Recorded data:
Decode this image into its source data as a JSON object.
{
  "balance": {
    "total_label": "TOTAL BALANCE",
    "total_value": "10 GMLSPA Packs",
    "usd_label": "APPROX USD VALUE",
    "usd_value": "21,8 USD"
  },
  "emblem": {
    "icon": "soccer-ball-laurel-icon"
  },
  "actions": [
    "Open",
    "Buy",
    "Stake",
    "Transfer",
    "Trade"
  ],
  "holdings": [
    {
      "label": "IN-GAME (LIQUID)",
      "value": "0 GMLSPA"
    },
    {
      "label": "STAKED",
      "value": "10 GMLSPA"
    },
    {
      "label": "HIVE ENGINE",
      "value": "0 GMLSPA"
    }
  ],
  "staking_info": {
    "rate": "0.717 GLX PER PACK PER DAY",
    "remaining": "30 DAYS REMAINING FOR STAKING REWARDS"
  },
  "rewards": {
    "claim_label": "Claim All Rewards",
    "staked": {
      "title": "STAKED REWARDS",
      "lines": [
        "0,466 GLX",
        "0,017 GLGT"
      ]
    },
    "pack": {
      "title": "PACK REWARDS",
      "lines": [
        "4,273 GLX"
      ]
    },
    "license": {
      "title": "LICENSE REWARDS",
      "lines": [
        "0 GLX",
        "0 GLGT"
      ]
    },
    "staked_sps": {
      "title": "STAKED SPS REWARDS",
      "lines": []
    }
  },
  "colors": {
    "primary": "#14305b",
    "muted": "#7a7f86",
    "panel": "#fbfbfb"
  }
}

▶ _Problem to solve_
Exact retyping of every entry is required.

▶ _Task result_
Decode this image into its source data as a JSON object.
{
  "balance": {
    "total_label": "TOTAL BALANCE",
    "total_value": "10 GMLSPA Packs",
    "usd_label": "APPROX USD VALUE",
    "usd_value": "21,8 USD"
  },
  "emblem": {
    "icon": "soccer-ball-laurel-icon"
  },
  "actions": [
    "Open",
    "Buy",
    "Stake",
    "Transfer",
    "Trade"
  ],
  "holdings": [
    {
      "label": "IN-GAME (LIQUID)",
      "value": "0 GMLSPA"
    },
    {
      "label": "STAKED",
      "value": "10 GMLSPA"
    },
    {
      "label": "HIVE ENGINE",
      "value": "0 GMLSPA"
    }
  ],
  "staking_info": {
    "rate": "0.717 GLX PER PACK PER DAY",
    "remaining": "30 DAYS REMAINING FOR STAKING REWARDS"
  },
  "rewards": {
    "claim_label": "Claim All Rewards",
    "staked": {
      "title": "STAKED REWARDS",
      "lines": [
        "0,466 GLX",
        "0,017 GLGT"
      ]
    },
    "pack": {
      "title": "PACK REWARDS",
      "lines": [
        "4,273 GLX"
      ]
    },
    "license": {
      "title": "LICENSE REWARDS",
      "lines": [
        "0 GLX",
        "0 GLGT"
      ]
    },
    "staked_sps": {
      "title": "STAKED SPS REWARDS",
      "lines": []
    }
  },
  "colors": {
    "primary": "#14305b",
    "muted": "#7a7f86",
    "panel": "#fbfbfb"
  }
}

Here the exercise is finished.